Relying on trends or gut calls never works for long due to the speed at which changes happen within the industry.
If operations management professionals start using artificial intelligence and advanced analytics to optimize their corner of the supply chain, they’ll be able to achieve:
- Fewer replenishment orders
- Less inventory rebalancing
- More efficient returns
Each one of these crucial operations, if left unoptimized, can generate unnecessary vehicle travel, exorbitant C02 emissions, and massive costs. But when optimized, retailers can greatly reduce the number of carbon emissions and help create a more sustainable supply chain and retail business (while improving their bottom line).
Using technology to create supply chain visibility
Advanced analytics platforms provide panoramic visibility to retailers and CPGs, allowing them to be more proactive and responsive to supply chain issues.

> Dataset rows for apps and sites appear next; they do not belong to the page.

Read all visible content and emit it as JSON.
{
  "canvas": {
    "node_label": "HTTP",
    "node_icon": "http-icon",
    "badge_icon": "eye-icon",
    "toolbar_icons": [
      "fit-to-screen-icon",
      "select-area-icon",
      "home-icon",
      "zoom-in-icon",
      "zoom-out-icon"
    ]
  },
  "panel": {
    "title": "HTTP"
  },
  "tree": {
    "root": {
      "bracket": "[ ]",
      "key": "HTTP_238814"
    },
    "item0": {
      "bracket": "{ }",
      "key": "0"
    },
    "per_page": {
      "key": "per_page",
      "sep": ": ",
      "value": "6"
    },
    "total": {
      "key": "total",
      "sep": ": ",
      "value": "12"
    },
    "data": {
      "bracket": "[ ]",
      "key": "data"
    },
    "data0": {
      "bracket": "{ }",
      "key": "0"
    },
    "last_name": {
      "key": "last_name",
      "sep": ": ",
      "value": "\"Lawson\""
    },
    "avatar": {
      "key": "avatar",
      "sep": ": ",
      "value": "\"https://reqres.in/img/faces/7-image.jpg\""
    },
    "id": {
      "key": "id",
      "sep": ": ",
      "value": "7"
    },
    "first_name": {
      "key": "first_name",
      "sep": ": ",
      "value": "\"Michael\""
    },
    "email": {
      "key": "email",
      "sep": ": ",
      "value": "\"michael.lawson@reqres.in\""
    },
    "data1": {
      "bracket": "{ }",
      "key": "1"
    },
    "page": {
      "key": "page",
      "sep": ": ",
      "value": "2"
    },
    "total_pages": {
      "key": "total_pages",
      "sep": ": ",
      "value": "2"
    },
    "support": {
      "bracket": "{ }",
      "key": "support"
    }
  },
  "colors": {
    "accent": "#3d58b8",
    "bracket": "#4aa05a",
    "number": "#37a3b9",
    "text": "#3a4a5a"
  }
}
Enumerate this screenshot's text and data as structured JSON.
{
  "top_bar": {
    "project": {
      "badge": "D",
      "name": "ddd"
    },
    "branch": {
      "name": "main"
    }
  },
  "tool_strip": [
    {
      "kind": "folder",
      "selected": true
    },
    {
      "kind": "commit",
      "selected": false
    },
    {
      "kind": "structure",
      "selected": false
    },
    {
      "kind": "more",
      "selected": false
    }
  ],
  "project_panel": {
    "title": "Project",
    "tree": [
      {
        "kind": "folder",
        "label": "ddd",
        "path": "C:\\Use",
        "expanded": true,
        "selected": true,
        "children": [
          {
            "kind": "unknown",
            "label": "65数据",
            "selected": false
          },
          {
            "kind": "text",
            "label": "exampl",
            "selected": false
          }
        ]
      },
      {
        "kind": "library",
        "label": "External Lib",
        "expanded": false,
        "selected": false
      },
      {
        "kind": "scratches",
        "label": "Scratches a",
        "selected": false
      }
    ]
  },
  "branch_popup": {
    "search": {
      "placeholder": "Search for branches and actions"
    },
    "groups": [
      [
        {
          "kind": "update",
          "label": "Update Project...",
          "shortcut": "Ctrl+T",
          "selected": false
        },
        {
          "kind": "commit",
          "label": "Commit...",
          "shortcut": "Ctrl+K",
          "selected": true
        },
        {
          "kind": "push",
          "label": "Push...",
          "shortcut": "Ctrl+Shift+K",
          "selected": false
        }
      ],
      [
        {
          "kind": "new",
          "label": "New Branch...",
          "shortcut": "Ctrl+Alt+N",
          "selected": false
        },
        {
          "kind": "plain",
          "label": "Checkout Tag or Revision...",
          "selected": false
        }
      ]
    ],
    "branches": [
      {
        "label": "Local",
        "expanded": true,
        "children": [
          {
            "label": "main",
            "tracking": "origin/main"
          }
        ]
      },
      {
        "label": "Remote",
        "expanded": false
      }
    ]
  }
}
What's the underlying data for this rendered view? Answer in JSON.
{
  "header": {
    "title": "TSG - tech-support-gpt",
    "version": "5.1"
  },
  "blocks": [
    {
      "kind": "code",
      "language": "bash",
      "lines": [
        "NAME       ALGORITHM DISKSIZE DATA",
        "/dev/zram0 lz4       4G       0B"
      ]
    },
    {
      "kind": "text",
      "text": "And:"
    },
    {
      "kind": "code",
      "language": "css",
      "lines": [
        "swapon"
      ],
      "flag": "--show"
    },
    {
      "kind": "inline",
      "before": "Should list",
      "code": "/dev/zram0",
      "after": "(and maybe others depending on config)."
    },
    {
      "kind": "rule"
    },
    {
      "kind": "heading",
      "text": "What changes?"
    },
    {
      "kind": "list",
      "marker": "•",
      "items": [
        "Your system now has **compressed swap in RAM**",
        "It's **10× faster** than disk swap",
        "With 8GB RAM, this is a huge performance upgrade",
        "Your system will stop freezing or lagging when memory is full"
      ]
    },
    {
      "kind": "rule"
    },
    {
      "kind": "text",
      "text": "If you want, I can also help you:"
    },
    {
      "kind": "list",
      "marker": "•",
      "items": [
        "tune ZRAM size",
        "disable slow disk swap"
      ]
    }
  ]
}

Done well, advanced analytics can help organizations predict and prevent supply issues, account for risks and variability, safeguard their revenue, and identify inefficiencies that drain resources.
One major example where leading retailers are currently using advanced analytics is to prevent the overproduction of goods.
Let’s say Bob wants to introduce a new backpack into his back-to-school assortment. His seemingly simple decision of how many units to order is complicated by a slew of factors:
Because Bob is not using advanced analytics, he isn’t equipped to answer any of those questions. Instead, he orders way more units of the backpack to create a safety buffer and minimize lost sales. After all, he doesn’t want to leave revenue on the table.
Unfortunately, Bob overshot and ordered significantly more inventory than was in demand. Bob’s Emporium spent time and money on manufacturing, transport, and storage of goods that would never be sold. They’ve wasted resources and damaged the environment for a product that will either be destroyed or sold at a loss.
Bob would have avoided this mess if he’d invested in a predictive analytics solution to help him answer his questions.
Using software like Retalon, retailers and CPGs are able to uncover true demand for every SKU, at every location, at every time. By unifying all retail channels under one solution, retailers gain an understanding of the interconnected influence of each location, warehouse, transport route, and so on. This allows them to:
- Minimize POs, logistics costs, and carbon emissions
- Minimize material and inventory wastage
- Minimize unnecessary markdowns
- Increase sales by ensuring a higher in-stock percentage
Optimize supply chain operations and sustainability will follow
Ultimately, supply chain efficiency and sustainability are two sides of the same coin.
Retailers must first focus on optimizing the supply chain and sustainability will soon follow.
Using modern technology like advanced analytics, artificial intelligence, machine learning, and automation, you can:
- Cut overstock by only sourcing products that have real demand
- Slash your carbon footprint by eliminating unnecessary shipments and routes
- Gain customer loyalty by championing the most important cause of our times
Going sustainable is not just good for the planet — it’s good for your balance sheet.